Vice President and Group Leader

Sometimes new life can come from strange places. You might not think that the trick to reinventing a brand is to dig 30 years into the past, but for one beer, the past is a big part of the future.

After redesigning their cans to resemble their 1980s counterparts, Miller Lite is seeing a huge payoff for their rebranding effort.

evolution of miller

But Miller Lite’s retro vibe was supposed to be a limited-time stunt, as part of their tie-in with Anchorman 2 last year. But after impressive sales increases, Miller decided to let the label-change stick. Miller sold 32 more million cans than it had at this point last year. The branding is now being rolled out to cans and bar taps, in addition to bottles.

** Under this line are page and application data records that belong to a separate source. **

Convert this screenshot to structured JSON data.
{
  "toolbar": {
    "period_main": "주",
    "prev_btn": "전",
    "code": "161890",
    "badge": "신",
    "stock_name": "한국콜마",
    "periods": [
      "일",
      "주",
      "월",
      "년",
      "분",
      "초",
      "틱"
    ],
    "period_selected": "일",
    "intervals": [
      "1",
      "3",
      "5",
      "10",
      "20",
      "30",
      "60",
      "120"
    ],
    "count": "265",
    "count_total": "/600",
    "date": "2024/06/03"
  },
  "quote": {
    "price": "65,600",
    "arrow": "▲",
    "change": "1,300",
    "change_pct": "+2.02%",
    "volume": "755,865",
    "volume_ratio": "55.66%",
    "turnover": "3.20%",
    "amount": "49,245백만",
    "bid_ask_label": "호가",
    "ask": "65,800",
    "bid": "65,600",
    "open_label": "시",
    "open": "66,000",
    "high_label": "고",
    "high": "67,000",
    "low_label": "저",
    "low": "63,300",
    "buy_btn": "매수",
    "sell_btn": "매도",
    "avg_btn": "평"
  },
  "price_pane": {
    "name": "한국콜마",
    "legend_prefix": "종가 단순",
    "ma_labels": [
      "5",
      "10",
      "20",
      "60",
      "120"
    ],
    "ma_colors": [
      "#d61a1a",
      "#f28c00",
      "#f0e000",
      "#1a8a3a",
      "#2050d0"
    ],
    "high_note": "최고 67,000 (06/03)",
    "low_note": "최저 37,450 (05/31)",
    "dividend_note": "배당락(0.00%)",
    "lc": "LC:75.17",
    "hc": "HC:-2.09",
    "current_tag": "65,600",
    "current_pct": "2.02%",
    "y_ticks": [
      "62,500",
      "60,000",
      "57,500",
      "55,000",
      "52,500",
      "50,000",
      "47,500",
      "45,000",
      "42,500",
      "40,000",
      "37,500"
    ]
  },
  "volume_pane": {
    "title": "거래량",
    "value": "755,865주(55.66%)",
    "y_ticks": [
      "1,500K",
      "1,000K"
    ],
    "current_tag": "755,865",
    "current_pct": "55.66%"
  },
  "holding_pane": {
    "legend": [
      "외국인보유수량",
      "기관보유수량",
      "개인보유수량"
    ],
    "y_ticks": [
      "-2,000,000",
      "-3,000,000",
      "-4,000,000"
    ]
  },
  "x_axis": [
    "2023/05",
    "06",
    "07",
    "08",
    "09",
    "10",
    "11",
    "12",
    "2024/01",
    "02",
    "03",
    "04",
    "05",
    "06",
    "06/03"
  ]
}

“A lot of people said, ‘I think the beer even tastes better,’” says Ryan Reis, senior director for Miller’s family of brands.

But what really lies at the heart of it is a millennial quest for authenticity.

“Since millennial beer drinkers are into authenticity and heritage, and with Miller Lite being the original light beer, we believe this is causing a lot of interest,” MillerCoors’ director of media relations Jonathan Stern told the Milwaukee Business Journal.

Pabst Blue Ribbon has seen a similar resurgence, when after 20 years of decline the brand turned itself around in 2001 to become a mainstay of Brooklyn bars. In that case, PBR noticed that their brand was picked up by the local cycling subculture, so they began sponsoring bike messengers races and similar events. Those communities preferred PBR because, similarly, it seemed more authentic and less corporate.

Digging in the past is also something that’s rooted deep in our subconscious: quite simply, the human brain is really great at remembering everything that was great about the past and forgetting the not-so-great stuff.

What’s better for marketing than conjuring up the good ol’ days?

Nostalgia aside, Miller’s new bottle design is just better, in the current scheme of things. Branding needs to aware of its surroundings, and when the best lite-beer competitors are blue, you need to go off in a another direction to get noticed. In this case, it’s white. And the retro design is cleaner and flatter, a huge trend in branding today.

I’ve always thought Miller Lite doesn’t get the credit it deserves, it’s an amazing beer, and hopefully with a little branding finesse, it will.